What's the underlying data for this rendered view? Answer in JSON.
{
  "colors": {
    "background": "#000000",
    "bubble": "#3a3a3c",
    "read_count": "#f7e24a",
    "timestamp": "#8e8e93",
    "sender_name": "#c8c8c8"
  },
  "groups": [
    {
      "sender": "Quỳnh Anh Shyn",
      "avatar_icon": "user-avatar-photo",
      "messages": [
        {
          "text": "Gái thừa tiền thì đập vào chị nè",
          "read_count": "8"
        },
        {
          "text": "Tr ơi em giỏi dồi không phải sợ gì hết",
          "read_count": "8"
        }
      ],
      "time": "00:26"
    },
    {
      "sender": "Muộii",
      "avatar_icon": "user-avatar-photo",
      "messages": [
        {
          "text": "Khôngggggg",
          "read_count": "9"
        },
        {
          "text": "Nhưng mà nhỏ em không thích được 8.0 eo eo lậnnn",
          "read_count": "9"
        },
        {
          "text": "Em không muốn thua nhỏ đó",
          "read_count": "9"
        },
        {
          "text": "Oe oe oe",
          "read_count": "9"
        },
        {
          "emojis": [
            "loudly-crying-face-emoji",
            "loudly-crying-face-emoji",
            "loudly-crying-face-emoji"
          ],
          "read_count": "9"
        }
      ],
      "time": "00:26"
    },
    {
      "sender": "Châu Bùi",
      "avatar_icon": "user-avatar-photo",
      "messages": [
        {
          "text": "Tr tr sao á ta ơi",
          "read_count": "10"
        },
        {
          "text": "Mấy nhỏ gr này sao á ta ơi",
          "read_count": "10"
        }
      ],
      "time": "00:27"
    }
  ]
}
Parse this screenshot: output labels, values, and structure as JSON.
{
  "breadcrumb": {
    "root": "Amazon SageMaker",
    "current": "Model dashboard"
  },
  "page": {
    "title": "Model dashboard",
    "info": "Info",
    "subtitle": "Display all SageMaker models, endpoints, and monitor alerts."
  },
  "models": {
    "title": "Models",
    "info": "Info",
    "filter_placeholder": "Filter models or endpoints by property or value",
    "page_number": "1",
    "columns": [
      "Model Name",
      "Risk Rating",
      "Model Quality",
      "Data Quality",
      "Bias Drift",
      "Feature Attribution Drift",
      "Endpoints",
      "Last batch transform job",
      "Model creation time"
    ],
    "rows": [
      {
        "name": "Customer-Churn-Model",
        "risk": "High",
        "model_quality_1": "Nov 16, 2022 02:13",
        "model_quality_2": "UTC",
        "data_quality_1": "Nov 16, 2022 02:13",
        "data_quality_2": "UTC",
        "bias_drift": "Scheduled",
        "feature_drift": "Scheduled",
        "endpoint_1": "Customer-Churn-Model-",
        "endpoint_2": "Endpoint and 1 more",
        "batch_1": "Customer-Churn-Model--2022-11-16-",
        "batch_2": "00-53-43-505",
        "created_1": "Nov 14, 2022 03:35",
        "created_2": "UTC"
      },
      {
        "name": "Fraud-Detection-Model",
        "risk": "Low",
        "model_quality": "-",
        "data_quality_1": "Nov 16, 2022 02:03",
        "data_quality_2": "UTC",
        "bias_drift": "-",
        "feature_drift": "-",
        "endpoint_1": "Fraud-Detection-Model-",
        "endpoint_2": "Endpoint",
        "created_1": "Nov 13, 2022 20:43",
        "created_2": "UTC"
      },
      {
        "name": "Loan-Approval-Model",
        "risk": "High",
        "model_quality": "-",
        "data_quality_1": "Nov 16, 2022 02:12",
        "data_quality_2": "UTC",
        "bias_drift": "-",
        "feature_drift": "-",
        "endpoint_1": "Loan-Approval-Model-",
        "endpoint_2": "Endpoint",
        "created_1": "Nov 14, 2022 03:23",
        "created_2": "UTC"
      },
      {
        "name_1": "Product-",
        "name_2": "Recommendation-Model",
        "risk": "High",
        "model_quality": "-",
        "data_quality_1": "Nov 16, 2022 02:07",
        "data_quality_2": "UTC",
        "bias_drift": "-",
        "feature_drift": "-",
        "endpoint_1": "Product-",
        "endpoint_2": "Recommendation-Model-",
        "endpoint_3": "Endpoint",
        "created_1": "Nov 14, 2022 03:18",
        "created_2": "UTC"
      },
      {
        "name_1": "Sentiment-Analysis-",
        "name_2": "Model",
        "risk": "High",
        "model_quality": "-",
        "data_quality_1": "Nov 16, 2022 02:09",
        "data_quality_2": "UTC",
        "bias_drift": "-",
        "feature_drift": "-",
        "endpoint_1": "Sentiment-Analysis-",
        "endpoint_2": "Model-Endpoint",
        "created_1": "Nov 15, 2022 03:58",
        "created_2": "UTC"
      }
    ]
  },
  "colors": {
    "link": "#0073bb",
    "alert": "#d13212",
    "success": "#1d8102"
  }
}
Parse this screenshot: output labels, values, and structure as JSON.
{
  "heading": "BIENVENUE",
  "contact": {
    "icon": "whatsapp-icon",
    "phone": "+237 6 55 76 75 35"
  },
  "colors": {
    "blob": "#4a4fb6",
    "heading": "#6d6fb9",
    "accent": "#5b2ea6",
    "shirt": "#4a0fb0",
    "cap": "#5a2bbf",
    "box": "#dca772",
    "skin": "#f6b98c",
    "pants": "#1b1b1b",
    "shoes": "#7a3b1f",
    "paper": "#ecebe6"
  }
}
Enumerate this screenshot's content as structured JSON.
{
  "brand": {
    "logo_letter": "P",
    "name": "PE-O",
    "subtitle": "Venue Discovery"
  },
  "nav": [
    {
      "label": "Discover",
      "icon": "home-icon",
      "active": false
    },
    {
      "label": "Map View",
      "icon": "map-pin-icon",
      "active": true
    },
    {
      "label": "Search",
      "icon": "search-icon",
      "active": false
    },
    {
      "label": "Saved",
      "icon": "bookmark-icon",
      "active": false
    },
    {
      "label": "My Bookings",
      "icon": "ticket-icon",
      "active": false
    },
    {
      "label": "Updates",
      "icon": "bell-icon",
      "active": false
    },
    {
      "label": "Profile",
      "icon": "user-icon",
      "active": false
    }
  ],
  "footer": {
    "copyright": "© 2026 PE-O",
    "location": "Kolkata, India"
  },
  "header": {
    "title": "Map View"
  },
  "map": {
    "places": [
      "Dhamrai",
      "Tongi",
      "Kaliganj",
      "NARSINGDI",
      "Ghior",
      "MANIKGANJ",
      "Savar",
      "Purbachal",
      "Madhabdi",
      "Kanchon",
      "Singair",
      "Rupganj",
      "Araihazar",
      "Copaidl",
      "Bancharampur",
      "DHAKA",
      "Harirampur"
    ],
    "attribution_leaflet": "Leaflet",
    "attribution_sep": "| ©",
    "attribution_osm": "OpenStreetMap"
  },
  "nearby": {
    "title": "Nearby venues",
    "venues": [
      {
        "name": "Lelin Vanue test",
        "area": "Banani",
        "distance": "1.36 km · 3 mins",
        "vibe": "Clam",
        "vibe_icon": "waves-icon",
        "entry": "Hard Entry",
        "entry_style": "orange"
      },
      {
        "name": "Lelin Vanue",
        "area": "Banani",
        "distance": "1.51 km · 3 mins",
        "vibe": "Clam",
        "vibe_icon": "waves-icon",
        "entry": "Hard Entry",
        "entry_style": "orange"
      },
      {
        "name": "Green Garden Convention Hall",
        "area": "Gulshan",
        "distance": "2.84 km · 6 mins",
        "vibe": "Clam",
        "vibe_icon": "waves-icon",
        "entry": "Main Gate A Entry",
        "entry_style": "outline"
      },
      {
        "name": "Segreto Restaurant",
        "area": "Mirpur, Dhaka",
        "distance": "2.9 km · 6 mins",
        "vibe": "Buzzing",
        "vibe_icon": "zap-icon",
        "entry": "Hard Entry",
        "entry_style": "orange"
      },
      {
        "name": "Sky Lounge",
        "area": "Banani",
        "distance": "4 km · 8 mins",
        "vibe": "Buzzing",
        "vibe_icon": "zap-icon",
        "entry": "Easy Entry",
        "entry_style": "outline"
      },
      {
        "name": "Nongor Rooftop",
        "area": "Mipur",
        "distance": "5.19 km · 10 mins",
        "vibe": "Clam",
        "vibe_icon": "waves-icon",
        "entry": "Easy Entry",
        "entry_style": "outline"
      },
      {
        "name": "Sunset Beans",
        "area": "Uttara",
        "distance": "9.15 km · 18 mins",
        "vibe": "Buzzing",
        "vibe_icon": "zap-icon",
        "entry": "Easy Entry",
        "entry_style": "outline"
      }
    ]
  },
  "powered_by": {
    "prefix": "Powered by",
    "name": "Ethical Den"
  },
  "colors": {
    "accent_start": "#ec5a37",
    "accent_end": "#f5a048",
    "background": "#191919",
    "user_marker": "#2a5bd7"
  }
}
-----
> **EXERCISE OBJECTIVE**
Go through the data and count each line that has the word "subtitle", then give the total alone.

> **TASK OUTPUT**
2